— WHAT IS BEING ASKED —
Return a copy of every line in the data below that contains "Mortem".

— SOURCE DATA —
○ ○ ○ ○
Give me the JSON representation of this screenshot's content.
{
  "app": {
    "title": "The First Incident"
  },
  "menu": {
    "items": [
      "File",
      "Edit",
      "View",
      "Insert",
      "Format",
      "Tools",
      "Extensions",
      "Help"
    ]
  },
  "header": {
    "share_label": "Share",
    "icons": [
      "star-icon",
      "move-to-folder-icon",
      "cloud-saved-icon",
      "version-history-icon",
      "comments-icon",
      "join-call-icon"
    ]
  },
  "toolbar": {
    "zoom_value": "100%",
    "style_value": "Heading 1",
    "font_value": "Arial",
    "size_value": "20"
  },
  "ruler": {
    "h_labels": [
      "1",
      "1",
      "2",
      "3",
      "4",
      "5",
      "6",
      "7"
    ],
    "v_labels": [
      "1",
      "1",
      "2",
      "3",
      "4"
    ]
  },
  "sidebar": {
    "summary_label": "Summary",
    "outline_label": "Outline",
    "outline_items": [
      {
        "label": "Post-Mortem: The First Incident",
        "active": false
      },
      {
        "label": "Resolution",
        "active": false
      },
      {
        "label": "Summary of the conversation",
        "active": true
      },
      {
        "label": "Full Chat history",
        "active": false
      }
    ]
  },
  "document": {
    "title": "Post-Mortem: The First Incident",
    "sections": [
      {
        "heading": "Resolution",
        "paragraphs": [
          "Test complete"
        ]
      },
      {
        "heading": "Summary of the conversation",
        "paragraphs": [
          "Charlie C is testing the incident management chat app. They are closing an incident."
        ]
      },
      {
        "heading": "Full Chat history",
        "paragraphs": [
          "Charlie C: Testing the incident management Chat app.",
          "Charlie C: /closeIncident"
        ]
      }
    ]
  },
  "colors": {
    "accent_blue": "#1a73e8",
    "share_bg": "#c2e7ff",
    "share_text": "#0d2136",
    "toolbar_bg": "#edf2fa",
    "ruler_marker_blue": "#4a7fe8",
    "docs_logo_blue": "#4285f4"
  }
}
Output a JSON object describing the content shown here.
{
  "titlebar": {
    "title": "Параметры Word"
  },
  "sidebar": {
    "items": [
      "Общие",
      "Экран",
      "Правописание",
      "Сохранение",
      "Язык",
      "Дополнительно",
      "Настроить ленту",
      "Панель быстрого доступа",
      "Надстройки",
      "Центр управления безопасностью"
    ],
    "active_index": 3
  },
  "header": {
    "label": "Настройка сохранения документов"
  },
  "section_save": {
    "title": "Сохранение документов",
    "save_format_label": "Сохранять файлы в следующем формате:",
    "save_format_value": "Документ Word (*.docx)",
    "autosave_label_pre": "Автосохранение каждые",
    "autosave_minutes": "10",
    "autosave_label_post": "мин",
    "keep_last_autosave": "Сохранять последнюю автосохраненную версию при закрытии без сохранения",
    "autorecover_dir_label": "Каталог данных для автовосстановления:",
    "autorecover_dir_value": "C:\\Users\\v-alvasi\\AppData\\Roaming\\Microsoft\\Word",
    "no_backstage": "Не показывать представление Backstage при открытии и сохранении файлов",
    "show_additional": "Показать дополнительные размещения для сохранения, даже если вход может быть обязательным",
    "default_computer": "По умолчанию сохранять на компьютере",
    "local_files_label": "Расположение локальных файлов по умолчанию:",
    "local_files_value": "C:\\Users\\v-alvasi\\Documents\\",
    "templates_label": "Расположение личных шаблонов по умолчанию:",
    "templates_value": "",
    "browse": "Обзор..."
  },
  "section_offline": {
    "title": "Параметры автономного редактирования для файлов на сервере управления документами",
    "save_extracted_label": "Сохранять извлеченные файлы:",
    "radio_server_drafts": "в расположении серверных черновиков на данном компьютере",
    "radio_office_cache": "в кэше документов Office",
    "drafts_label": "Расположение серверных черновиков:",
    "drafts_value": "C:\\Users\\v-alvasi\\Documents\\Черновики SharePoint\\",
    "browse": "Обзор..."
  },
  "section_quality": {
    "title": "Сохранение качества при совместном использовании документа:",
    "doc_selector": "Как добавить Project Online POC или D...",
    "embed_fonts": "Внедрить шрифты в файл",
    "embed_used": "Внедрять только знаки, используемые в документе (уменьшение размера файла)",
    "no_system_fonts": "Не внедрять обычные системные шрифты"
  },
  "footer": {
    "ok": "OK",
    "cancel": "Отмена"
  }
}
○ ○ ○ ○
— ANSWER SPACE —
        "label": "Post-Mortem: The First Incident",
    "title": "Post-Mortem: The First Incident",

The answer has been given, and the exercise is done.